Steinem is depicted in both The Glorias and Mrs. America as being uncomfortable with the attention her looks attract, but as Moira Donegan pointed out in the Guardian, the real Steinem was a “savvy and deliberate manipulator” of her own celebrity when she found it necessary, as well as more adept than many of her fellow second wave feminist leaders at taking a back seat. On this subject, as on a few others, The Glorias seems to be in conversation with Mrs. America. The latter features a scene in which Schlafly, the only woman in a political meeting on nuclear policy, is asked by one of the men to take notes. In The Glorias, Steinem offers to take notes for a small gathering of Native American women at the 1977 National Women’s Conference. Steinem’s self-effacement would come across as conventionally feminine if she didn’t reserve her deference for those more marginalized than herself.

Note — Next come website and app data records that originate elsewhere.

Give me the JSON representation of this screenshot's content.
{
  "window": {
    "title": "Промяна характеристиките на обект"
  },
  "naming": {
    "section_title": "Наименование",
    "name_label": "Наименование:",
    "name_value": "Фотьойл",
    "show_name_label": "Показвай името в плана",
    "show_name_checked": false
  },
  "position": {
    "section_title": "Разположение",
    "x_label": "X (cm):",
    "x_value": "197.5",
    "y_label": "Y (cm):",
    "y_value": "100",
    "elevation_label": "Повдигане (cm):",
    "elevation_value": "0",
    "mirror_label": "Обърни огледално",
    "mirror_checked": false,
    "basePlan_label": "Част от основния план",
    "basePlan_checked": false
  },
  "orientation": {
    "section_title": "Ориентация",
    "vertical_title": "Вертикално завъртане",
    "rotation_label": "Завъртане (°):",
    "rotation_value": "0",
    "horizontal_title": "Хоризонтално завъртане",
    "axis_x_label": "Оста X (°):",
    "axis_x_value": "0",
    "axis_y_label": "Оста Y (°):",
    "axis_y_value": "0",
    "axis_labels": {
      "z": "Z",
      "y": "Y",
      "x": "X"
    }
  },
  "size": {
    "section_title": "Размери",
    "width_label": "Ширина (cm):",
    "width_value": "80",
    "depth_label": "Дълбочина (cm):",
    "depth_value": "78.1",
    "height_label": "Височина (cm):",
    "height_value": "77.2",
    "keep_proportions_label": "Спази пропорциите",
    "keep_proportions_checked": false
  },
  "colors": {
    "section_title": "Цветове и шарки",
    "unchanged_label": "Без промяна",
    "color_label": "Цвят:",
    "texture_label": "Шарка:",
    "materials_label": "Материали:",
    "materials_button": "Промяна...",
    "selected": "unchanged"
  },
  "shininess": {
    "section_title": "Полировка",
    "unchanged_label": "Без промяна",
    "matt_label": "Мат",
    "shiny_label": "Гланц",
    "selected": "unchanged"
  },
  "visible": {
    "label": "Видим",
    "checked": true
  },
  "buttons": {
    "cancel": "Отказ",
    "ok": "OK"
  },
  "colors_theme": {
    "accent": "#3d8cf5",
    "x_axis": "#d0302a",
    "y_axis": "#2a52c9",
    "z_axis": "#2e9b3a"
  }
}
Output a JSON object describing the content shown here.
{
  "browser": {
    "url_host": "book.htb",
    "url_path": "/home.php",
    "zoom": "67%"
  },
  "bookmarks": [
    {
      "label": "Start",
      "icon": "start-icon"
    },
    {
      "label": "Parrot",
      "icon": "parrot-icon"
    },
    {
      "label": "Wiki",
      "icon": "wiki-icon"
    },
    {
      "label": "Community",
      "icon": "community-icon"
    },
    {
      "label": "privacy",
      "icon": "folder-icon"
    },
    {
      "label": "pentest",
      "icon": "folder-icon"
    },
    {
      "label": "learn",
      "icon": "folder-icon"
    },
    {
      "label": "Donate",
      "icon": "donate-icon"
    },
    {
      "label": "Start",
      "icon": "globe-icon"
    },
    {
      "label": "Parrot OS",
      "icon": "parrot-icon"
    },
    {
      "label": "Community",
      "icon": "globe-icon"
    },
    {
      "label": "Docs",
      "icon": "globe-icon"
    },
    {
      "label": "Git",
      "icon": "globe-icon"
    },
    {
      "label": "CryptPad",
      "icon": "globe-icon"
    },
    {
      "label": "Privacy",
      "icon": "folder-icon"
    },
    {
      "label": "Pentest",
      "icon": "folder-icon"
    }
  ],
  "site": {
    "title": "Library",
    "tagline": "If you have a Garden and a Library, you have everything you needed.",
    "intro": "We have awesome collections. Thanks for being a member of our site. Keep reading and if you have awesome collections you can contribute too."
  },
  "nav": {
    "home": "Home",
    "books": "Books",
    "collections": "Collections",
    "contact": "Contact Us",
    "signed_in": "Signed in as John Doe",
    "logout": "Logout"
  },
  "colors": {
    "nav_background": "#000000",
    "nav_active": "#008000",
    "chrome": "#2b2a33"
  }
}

To be clear: Steinem is a great woman and an inspirational figure, but she does not make for an interesting character. As much as the public has fixated on her looks, we haven’t spent much time wondering what’s going on inside her head, possibly because there seems so little division between her inner and her outer life. Schlafly, a misguided bigot, fascinates precisely because she is riddled with the sort of flaws—self-deception, vanity, opportunism—that hamper most of us mortals. How did she square those circles? If living often feels like getting lost in an unnavigable labyrinth, a few people, like Steinem, seem to glide through it as steadily as the bus that ferries along the four Glorias in The Glorias. Steinem has faced her share of challenges—a mentally ill mother, idiot male bosses and critics, the rivalrous envy of Betty Friedan, etc.—but she has always possessed a strong sense of who she is and where she’s going. She does not get in her own way.
So whether you find The Glorias a pleasure to watch or not will probably depend on how strongly you agree with Steinem’s politics. For someone who does, it’s gratifying to see her come into her feminist consciousness, informing her boss at New York magazine that in fact she is one of “those crazy women.” The movie often seems to bend over backward to demonstrate that Steinem’s feminism was intersectional avant la lettre: It depicts her time in India listening to Dalit women relating the hardships of their lot, her support for lesbian activists in the face of Freidan’s resistance, her public-speaking partnerships with Dorothy Pitman Hughes and Florynce Kennedy, and her friendships with both farmworkers advocate Dolores Huerta and the first female chief of the Cherokee Nation, Wilma Mankiller. This is the truth, and one that ought to be asserted in the face of glib, uninformed dismissals of second wave feminism as only concerned with the interests of middle-class white women. As a member of the choir, I’m happy to be preached to on these matters. But I recognize it as preaching, however sumptuously mounted, all the same.